Studio Visit: Ceramicist Jen Dwyer

Rococo decadence from the artist on the ground floor at the Wassaic Project

In a former corner office on the 10th floor of 625 Madison Avenue, artist Jen Dwyer and curator Lauren Hirshfield transported guests of this year’s SPRING/BREAK Art Show into a decadent Rococo dreamland. The installation, appropriately entitled “Dreamer’s Delight” supported dozen of Dwyer’s ceramic art pieces: anthropomorphic teapots, tarot cards and curling fingers, among them. Less than a week after the art fair closed, we wound our way two hours north of NYC to the town of Wassaic. There, one of the most adventurous and engaging art experiences upstate, the Wassaic Project, houses Dwyer’s studio.

After she graduated from the University of Notre Dame with an MFA at the end of May, Dwyer began to apply for residencies. “I was accepted to this one shortly after the summer and I almost didn’t come,” she tells us, sat beside a sketchpad she’d been working in moments before. “I thought I needed to set up life in the Bay Area [where she’s from] but a good friend told me that I needed to come. That it was the best residency she’s ever done. I got here and I fell in love.” Dwyer transitioned that residency into a fellowship. With 13 years of experience working with ceramics under her belt, she now guides Wassaic Project’s program and helps residents if they want to get into clay.

On the wall of her studio, on the ground level of Wassaic Project, Dwyer’s composed a mood board of her own story, which features everything from Old Masters paintings to Beauty and the Beast references. “I grew up loving clay,” she says. “It’s a very tactile medium and it’s a soothing process as well.” Dwyer began to inform that love with discoveries ranging from the texture and the emotion of photographer Alex Prager’s work to academic research on the history of porcelain—specifically the 17th and 18th centuries in Europe where “it was like a fetish almost, and porcelain was considered white gold. I’m interested in this idea of obsession.”

Her latest works incorporate her interest in gender studies, feminist literature and the idea of rewriting fairytales. “The age-old tropes found in fairytales can perpetuate a patriarchal structure but, if the author is changed, you can use it in a subvert message and rewrite the narrative. That’s where my practice is now.” It’s no small feat translating these ideas into ceramic sculptures but Dwyer approaches an entire body of work with the ideas she intends to infuse, then using each piece as a component of the greater concept.

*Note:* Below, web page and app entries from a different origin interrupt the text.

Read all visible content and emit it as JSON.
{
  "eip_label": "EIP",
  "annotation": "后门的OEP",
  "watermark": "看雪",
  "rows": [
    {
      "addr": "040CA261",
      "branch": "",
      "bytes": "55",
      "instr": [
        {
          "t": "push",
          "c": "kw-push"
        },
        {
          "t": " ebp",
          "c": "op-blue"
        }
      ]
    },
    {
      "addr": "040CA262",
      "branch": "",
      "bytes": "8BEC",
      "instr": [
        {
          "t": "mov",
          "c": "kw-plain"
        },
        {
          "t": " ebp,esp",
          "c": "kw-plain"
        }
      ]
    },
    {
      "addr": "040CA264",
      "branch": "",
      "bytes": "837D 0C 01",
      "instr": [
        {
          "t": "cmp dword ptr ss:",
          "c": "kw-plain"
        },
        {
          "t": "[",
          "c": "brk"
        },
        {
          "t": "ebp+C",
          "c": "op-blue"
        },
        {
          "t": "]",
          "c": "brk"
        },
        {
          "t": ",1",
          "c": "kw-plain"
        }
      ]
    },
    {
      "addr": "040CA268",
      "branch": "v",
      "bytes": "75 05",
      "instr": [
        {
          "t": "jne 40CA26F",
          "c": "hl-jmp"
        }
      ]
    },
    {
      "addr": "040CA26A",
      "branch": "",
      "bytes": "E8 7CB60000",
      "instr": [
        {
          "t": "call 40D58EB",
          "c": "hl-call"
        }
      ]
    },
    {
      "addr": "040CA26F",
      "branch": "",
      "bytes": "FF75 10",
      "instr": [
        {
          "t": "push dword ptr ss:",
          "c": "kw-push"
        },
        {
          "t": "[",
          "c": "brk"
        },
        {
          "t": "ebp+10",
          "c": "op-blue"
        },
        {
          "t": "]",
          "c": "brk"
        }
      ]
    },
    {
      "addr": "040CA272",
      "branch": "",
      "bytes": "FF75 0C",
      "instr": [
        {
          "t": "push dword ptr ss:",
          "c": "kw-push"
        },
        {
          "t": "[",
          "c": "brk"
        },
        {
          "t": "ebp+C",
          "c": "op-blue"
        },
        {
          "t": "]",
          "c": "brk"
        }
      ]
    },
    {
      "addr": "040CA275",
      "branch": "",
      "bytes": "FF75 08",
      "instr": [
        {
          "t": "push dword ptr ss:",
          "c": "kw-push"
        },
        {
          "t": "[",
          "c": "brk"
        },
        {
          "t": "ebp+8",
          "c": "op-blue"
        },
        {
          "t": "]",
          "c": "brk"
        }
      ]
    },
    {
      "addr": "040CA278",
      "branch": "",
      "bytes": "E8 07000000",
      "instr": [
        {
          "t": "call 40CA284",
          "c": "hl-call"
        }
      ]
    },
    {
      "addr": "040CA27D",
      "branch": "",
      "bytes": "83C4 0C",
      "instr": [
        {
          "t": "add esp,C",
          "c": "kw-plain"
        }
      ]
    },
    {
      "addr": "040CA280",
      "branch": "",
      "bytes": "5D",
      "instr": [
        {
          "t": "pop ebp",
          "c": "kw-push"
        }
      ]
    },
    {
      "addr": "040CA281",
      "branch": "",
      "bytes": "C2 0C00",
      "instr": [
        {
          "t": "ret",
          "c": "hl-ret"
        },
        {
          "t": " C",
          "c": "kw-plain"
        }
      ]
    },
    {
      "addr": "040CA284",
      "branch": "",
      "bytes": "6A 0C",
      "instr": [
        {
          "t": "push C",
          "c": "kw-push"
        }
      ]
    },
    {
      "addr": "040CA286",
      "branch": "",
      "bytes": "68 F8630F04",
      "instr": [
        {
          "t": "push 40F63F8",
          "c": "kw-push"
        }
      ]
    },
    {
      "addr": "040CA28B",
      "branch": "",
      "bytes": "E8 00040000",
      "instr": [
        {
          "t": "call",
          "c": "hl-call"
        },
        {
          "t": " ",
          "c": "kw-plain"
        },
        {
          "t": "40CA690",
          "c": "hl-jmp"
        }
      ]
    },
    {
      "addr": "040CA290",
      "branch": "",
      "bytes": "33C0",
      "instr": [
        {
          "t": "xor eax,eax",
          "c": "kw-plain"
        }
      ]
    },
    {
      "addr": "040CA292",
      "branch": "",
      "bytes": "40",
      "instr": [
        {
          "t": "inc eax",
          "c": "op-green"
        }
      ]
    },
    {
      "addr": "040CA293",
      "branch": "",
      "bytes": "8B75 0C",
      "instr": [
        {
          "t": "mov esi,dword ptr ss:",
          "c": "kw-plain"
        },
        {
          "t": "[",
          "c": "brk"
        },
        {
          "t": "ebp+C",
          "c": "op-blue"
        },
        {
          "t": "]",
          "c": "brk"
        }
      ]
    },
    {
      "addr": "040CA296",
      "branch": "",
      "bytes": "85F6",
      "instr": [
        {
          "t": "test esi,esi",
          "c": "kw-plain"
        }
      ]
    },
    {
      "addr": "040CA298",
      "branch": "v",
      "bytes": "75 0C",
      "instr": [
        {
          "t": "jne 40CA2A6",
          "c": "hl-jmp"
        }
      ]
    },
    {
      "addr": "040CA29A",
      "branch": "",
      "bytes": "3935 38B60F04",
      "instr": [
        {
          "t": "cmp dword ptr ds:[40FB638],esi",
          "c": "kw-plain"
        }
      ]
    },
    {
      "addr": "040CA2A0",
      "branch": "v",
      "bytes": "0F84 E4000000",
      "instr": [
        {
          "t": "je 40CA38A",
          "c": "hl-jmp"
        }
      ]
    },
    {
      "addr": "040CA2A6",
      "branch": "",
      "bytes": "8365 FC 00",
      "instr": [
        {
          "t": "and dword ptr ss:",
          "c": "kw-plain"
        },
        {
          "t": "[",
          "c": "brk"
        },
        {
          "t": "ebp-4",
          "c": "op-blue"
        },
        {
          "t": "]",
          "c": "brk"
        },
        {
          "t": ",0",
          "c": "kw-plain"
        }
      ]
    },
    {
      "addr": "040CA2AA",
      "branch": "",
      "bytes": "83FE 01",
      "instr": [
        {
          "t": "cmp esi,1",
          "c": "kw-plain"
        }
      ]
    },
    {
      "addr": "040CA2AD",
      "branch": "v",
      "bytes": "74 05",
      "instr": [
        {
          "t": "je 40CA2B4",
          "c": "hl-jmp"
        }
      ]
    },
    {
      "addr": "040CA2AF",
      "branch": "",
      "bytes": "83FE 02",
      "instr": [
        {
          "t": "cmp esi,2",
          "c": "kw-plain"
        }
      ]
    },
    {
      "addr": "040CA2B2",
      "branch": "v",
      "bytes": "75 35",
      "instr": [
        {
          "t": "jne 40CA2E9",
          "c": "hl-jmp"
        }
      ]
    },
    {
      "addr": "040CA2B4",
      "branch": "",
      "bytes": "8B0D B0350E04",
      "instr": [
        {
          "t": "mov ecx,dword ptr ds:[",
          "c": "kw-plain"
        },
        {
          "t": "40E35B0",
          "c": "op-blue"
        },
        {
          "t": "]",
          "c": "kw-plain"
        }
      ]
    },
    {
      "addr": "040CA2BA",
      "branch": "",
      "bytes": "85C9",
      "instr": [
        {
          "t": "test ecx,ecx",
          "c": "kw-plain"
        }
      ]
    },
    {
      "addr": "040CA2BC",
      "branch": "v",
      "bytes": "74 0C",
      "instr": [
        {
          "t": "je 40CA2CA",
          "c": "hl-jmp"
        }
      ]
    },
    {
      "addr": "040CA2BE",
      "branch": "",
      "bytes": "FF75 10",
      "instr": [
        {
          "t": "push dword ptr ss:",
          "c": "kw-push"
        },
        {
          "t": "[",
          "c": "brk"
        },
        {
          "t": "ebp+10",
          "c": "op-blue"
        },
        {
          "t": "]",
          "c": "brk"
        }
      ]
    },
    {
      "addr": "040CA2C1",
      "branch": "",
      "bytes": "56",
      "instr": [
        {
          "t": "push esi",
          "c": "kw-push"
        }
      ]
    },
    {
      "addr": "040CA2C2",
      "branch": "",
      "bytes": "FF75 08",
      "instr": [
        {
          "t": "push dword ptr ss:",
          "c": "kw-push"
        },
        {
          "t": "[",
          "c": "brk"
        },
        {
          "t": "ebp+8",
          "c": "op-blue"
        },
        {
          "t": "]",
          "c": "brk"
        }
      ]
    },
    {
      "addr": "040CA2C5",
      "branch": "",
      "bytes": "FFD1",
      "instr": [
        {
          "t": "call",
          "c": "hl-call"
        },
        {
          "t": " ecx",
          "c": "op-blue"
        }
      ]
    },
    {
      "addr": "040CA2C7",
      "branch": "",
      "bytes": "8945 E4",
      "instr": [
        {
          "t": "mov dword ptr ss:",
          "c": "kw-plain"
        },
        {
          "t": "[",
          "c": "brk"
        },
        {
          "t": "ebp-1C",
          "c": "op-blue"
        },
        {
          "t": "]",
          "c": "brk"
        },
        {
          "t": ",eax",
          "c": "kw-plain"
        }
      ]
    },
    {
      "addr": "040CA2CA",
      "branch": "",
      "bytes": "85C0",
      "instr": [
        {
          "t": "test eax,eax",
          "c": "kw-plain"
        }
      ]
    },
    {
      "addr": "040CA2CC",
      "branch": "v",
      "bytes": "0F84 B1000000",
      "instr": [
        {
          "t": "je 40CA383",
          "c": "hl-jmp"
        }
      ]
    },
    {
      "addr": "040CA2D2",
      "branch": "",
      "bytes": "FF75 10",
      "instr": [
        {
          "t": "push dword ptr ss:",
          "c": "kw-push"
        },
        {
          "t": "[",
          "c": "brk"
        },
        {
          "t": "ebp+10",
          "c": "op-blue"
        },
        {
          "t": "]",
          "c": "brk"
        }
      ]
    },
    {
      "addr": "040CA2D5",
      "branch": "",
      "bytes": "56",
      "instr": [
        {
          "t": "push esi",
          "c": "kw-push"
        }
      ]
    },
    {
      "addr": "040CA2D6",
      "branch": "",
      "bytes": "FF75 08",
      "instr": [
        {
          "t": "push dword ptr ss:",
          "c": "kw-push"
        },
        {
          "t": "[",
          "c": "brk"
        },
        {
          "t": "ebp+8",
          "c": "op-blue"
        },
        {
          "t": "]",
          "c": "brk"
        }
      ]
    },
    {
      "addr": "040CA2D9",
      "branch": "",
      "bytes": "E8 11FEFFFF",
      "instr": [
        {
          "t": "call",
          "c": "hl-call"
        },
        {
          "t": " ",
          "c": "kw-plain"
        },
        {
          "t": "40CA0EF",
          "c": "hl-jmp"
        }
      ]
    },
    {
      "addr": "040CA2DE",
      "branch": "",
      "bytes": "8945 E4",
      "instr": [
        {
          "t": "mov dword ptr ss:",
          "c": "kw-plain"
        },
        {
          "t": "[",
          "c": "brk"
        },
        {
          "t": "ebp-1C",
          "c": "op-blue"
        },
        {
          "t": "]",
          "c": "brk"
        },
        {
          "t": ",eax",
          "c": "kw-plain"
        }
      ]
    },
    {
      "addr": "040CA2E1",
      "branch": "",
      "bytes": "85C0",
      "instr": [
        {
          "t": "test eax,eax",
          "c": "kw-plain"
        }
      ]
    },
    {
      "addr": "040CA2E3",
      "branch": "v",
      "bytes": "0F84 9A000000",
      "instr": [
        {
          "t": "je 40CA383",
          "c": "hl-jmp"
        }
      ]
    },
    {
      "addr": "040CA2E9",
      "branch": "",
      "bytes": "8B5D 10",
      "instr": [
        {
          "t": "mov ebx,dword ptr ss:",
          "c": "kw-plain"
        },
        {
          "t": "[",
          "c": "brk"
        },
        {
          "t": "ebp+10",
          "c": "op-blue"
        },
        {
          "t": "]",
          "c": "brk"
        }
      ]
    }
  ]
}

“It’s such a process-heavy medium,” she continues. “Most of my work is fired at least five times. I will build the piece, then put an under-glaze coat on it. I’ll bisque fire it. Then, I will put a glaze coat on it. I will then glaze fire it. I will usually glaze fire it again. Then I will put a luster coat on it and fire that.” All of these steps lead to her magnificent texture and tones.

“I think that’s another thing I love about clay,” Dwyer says. “I sculpt forms. I throw forms. I slip-cast some forms. Then I’ll dip lace into liquid clay, slip, then I’ll put it on the piece and it burns out. The possibilities are endless.” These variations are visible in her studio, where works lay across shelves, desks and tables. Even more work hangs on the wall. Dwyer surrounds herself with carefully arranged work. Part of her studio is reminiscent of the tea party installation from SPRING/BREAK, too—with shimmering pastels placed about.

Dwyer didn’t only conceive the pieces for “Dreamer’s Delight,” she also envisioned the concept. “I drew up a sketch and drafted a proposal and made a pin-board and sent it to Lauren Hirschfield and she was on board. The whole installation, putting it all together, was really collaborative. I never thought we’d actually nail my idea but it came out exactly as I wanted: I wanted people to walk into this alternative utopian fantasy and feel at ease.” She achieved that; the results dripping in decadence.

In back of the Wassaic Project, Dwyer makes use of the kiln shed. As she guides us through the facility, she emphasizes the importance of ceramics as an art form today. “It’s really an exciting time where boundaries are being fused,” she says. “Fine art, design, and craft, these hierarchies are all blurring together.” Her work is the perfect example. When Dwyer’s fellowship ends in May, she’ll pursue studio space in Brooklyn, where she hopes to acquire her own kiln.

Images by David Graver